+++ Supplied data
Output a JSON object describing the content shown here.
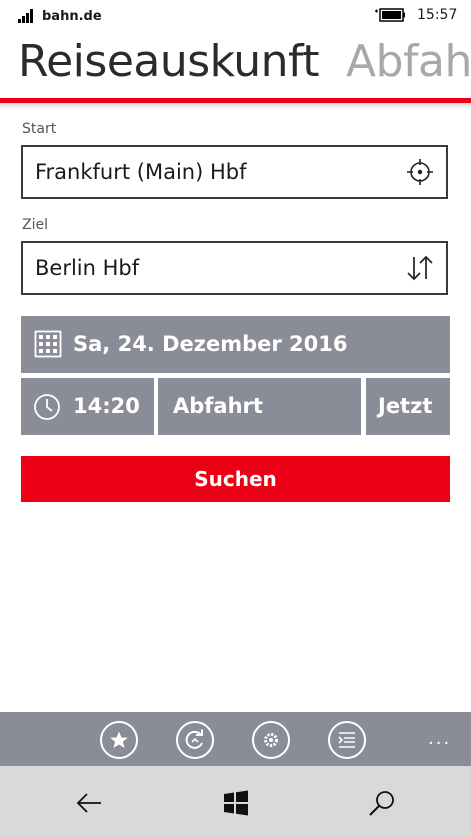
{
  "status": {
    "carrier": "bahn.de",
    "time": "15:57"
  },
  "pivot": {
    "active": "Reiseauskunft",
    "next": "Abfahrt"
  },
  "form": {
    "start_label": "Start",
    "start_value": "Frankfurt (Main) Hbf",
    "ziel_label": "Ziel",
    "ziel_value": "Berlin Hbf",
    "date": "Sa, 24. Dezember 2016",
    "time": "14:20",
    "mode": "Abfahrt",
    "now": "Jetzt",
    "search_label": "Suchen"
  },
  "appbar": {
    "buttons": [
      "star-icon",
      "refresh-icon",
      "settings-icon",
      "list-icon"
    ],
    "more": "..."
  },
  "navbar": {
    "buttons": [
      "back-icon",
      "windows-icon",
      "search-icon"
    ]
  },
  "colors": {
    "accent": "#ec0016",
    "panel": "#8a8c97",
    "nav": "#d9d9d9"
  }
}
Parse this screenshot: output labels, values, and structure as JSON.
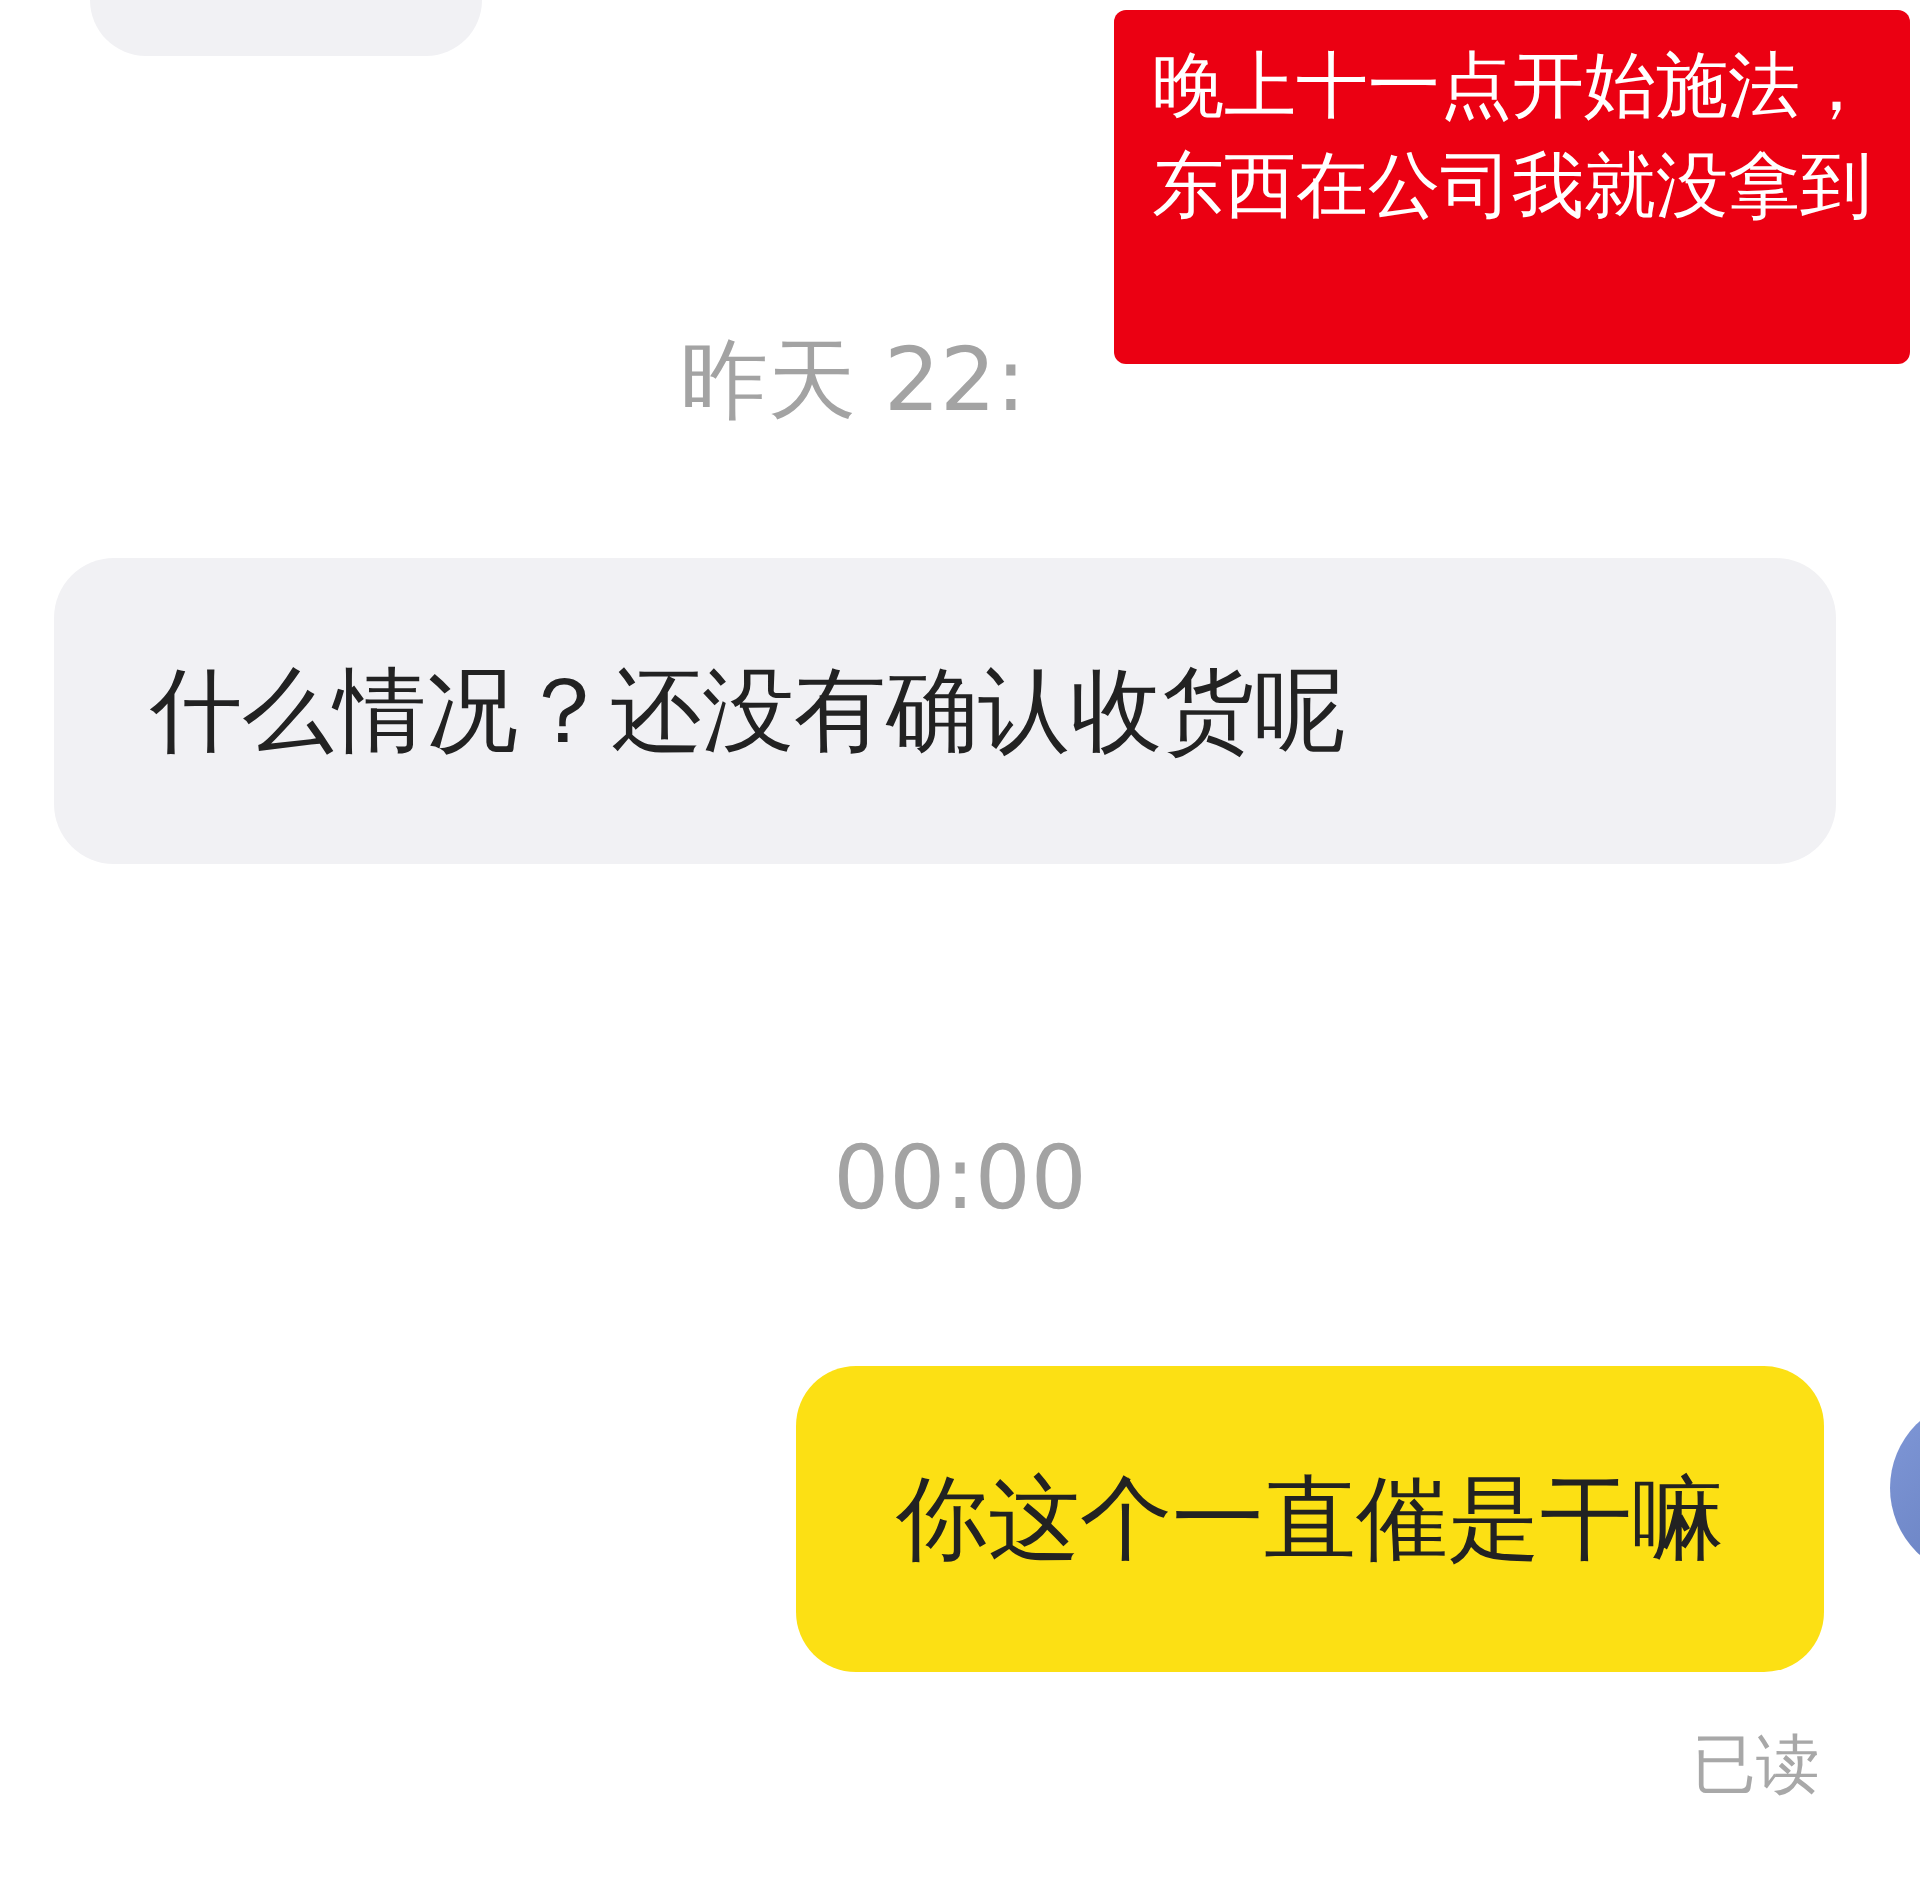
{
  "messages": [
    {
      "kind": "incoming_cut"
    },
    {
      "kind": "time",
      "text": "昨天 22:"
    },
    {
      "kind": "incoming",
      "text": "什么情况？还没有确认收货呢"
    },
    {
      "kind": "time",
      "text": "00:00"
    },
    {
      "kind": "outgoing",
      "text": "你这个一直催是干嘛",
      "status": "已读"
    }
  ],
  "note": {
    "text": "晚上十一点开始施法，东西在公司我就没拿到"
  }
}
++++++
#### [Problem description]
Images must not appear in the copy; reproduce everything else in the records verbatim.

#### [Answer to the problem]
Output a JSON object describing the content shown here.
{
  "status": {
    "carrier": "bahn.de",
    "time": "15:57"
  },
  "pivot": {
    "active": "Reiseauskunft",
    "next": "Abfahrt"
  },
  "form": {
    "start_label": "Start",
    "start_value": "Frankfurt (Main) Hbf",
    "ziel_label": "Ziel",
    "ziel_value": "Berlin Hbf",
    "date": "Sa, 24. Dezember 2016",
    "time": "14:20",
    "mode": "Abfahrt",
    "now": "Jetzt",
    "search_label": "Suchen"
  },
  "appbar": {
    "buttons": [
      "star-icon",
      "refresh-icon",
      "settings-icon",
      "list-icon"
    ],
    "more": "..."
  },
  "navbar": {
    "buttons": [
      "back-icon",
      "windows-icon",
      "search-icon"
    ]
  },
  "colors": {
    "accent": "#ec0016",
    "panel": "#8a8c97",
    "nav": "#d9d9d9"
  }
}
Parse this screenshot: output labels, values, and structure as JSON.
{
  "messages": [
    {
      "kind": "incoming_cut"
    },
    {
      "kind": "time",
      "text": "昨天 22:"
    },
    {
      "kind": "incoming",
      "text": "什么情况？还没有确认收货呢"
    },
    {
      "kind": "time",
      "text": "00:00"
    },
    {
      "kind": "outgoing",
      "text": "你这个一直催是干嘛",
      "status": "已读"
    }
  ],
  "note": {
    "text": "晚上十一点开始施法，东西在公司我就没拿到"
  }
}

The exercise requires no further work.